Now they’ve come down hard.
Twitter has purged millions of fake accounts this year leaving some celebs bewildered at huge losses of followers and certain politicians annoyed. Not everyone buys followers and bots, but the accounts of famous folks are prime targets of bots.
Some accounts with followers in the hundreds of thousands or millions didn’t mind if some of their followers were fake. The numbers were up, and that was important.
How important are followers to you?
Social Media Camp recently polled readers on Twitter, Instagram, and Facebook and asked if they thought the numbers of followers on social media accounts should be invisible.
- 67% responded NO.
- 21% said YES.
- A few – 12% – were undecided.
Some reasons why we might want follower account numbers to be visible:
- We want to know how many followers you have so we can decide if following you will further our own agenda.
- We’re more likely to retweet, share, and like your post if you have lots of followers.
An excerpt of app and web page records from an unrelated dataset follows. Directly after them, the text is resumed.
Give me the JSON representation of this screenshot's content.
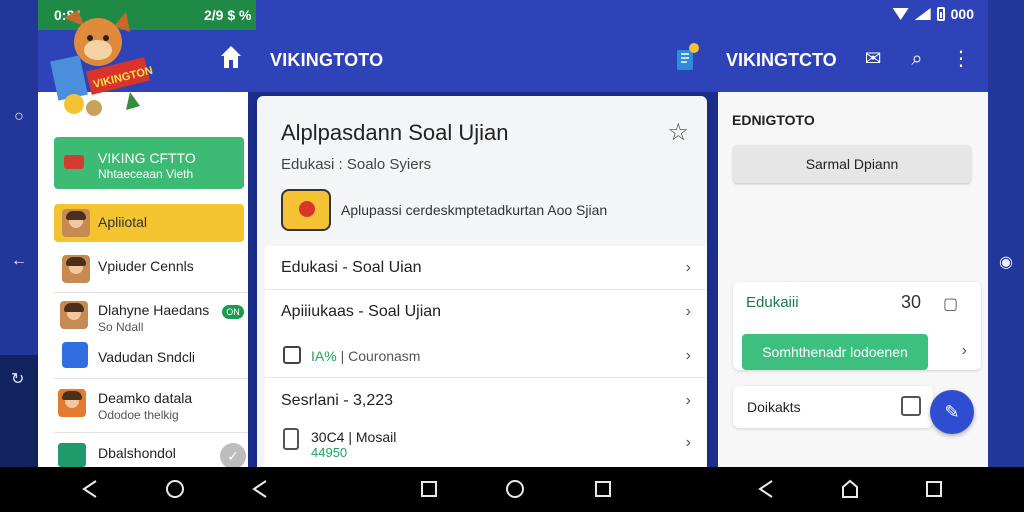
{
  "status": {
    "time": "0:81",
    "center": "2/9 $ %",
    "battery": "000"
  },
  "appbar": {
    "title": "VIKINGTOTO",
    "title_right": "VIKINGTCTO"
  },
  "logo": {
    "banner_text": "VIKINGTON"
  },
  "sidebar": {
    "green_card": {
      "line1": "VIKING CFTTO",
      "line2": "Nhtaeceaan Vieth"
    },
    "yellow_card": {
      "label": "Apliiotal"
    },
    "items": [
      {
        "line1": "Vpiuder Cennls",
        "line2": ""
      },
      {
        "line1": "Dlahyne Haedans",
        "line2": "So Ndall",
        "badge": "ON"
      },
      {
        "line1": "Vadudan Sndcli",
        "line2": ""
      },
      {
        "line1": "Deamko datala",
        "line2": "Ododoe thelkig"
      },
      {
        "line1": "Dbalshondol",
        "line2": ""
      }
    ]
  },
  "main": {
    "title": "Alplpasdann Soal Ujian",
    "subtitle": "Edukasi : Soalo Syiers",
    "promo_text": "Aplupassi cerdeskmptetadkurtan Aoo Sjian",
    "rows": [
      {
        "text": "Edukasi - Soal Uian"
      },
      {
        "text": "Apiiiukaas - Soal Ujian"
      },
      {
        "text_green": "IA%",
        "text": "| Couronasm"
      },
      {
        "text": "Sesrlani - 3,223"
      },
      {
        "text": "30C4 | Mosail",
        "sub_green": "44950"
      }
    ]
  },
  "right": {
    "title": "EDNIGTOTO",
    "button": "Sarmal Dpiann",
    "card": {
      "label": "Edukaiii",
      "count": "30",
      "button": "Somhthenadr lodoenen"
    },
    "input_label": "Doikakts"
  },
  "colors": {
    "appbar": "#2e43b8",
    "status_green": "#1f8a45",
    "accent_green": "#3dbb74",
    "accent_yellow": "#f4c330",
    "fab": "#2f4dd1"
  }
}
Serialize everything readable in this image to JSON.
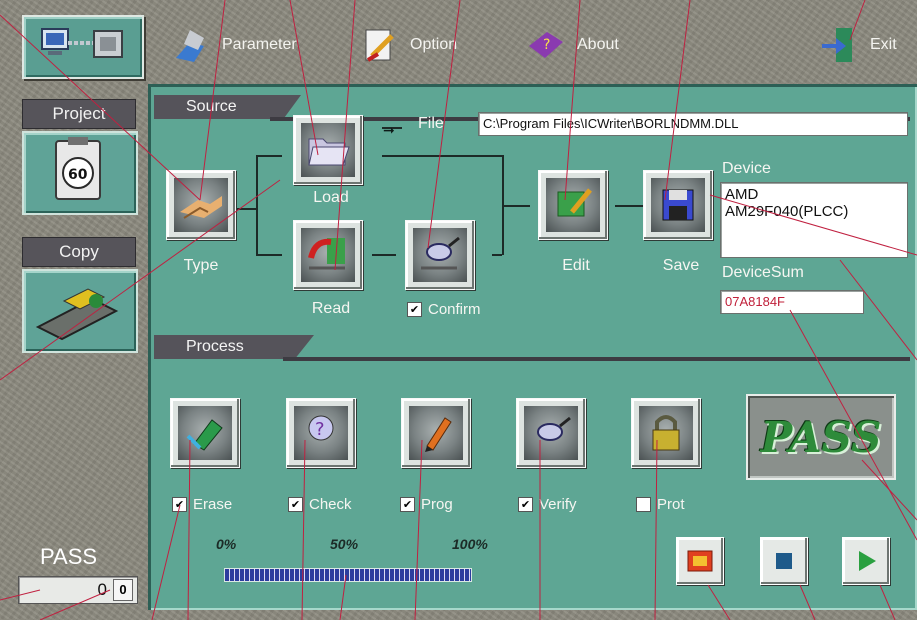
{
  "menu": {
    "parameter": "Parameter",
    "option": "Option",
    "about": "About",
    "exit": "Exit"
  },
  "sidebar": {
    "project": "Project",
    "project_badge": "60",
    "copy": "Copy",
    "status": "PASS",
    "counter": "0",
    "counter_small": "0"
  },
  "source": {
    "title": "Source",
    "type": "Type",
    "load": "Load",
    "read": "Read",
    "confirm": "Confirm",
    "confirm_checked": true,
    "edit": "Edit",
    "save": "Save",
    "file_label": "File",
    "file_path": "C:\\Program Files\\ICWriter\\BORLNDMM.DLL",
    "device_label": "Device",
    "device_line1": "AMD",
    "device_line2": "AM29F040(PLCC)",
    "devicesum_label": "DeviceSum",
    "devicesum_value": "07A8184F"
  },
  "process": {
    "title": "Process",
    "steps": [
      {
        "label": "Erase",
        "checked": true
      },
      {
        "label": "Check",
        "checked": true
      },
      {
        "label": "Prog",
        "checked": true
      },
      {
        "label": "Verify",
        "checked": true
      },
      {
        "label": "Prot",
        "checked": false
      }
    ],
    "result": "PASS",
    "progress_0": "0%",
    "progress_50": "50%",
    "progress_100": "100%",
    "progress_value": 1.0
  },
  "colors": {
    "panel": "#5ea694",
    "title_bar": "#55535a",
    "pass_text": "#2e8b3a",
    "devicesum_text": "#c0203a",
    "progress": "#2c3c9e"
  }
}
Maybe they’ll notice us.
- If we follow you we are hoping you’ll follow us back, especially if you have lots of followers yourself. (see number one)
- Our follower count is an indicator of status and success.
- Follower visibility helps to promote our business.
Scott Stratten, @unmarketing has a pragmatic view of social media. An avid believer in and practitioner of “being real” he said,
“If you want to build a presence in the social media platform, then you need to be present.” – @unmarketing
On social media, people want to interact with real people. Not bots.
And social media success does indeed appeal to our vanity.
One of Social Media Camp’s Keynote speakers, Scott Stratten addresses the topic in his post titled, The Vanity of Going Viral on Facebook.
Here, in Scott’s words, is an introduction to what happened.
Metrics that matter, that’s what.
In this day and age, “Reach” is a metric. Not how many people you actually reached, but some mythical inflated number that looks good but means next to nothing. Let me break down the numbers for you:
32,000,000 reached: That’s how many times the video was served up into a newsfeed on Facebook. Not how many watched it, but more of the old school ‘your banner ad was served on a website that nobody looked at.’
13,000,000 views: Facebook counts a video as viewed if it plays for more than 3 seconds. That’s not a view to me, that’s a whiff, like you think you smelled something off, so you pause for a second, then carry on with your day. Or one of those billboards that say “You just proved billboard advertising works.”
You’ll want to read the rest of Scott’s story. You can find it here.
Not everyone buys followers and bots.
There are real people – sports teams, actors, writers, and politicians who are famous, and have followers that genuinely like them or are genuinely interested in them – for example Harry Potter author, @jk_rowling (14.5 M followers), Documentary filmmaker and activist Michael Moore, @MMFlint (6.05 M followers), Toronto’s awesome basketball team @Raptors (1.73 M) and the prolific and controversial tweeter US President @realDonaldTrump (56 M), to name a few.
Although Trump along with other personalities did lose many followers in the great Twitter purge, they hadn’t bought them.
You’ll probably find some fakes in your own account if you audit it with Twitteraudit.com.
But I didn’t keep them.
In conclusion, it’s important to have visible followers especially if you are an entrepreneur or promoting a business.
However instead of focusing on the numbers, keep your mind on engagement rates. It’s better to have fewer followers that are real, that you have conversations with, and that you provide great content to, than masses of disinterested people who don’t care about what you are offering.
These are the followers that will want your product or service.
Whether you are on Instagram, Facebook, Twitter or YouTube, build your brand with heart for the people that are interested in you. More will come, because they’ll want to.
(The writer is still waiting for J.K. Rowling to follow her back on Twitter.)
[i] According to data collected by Captiv8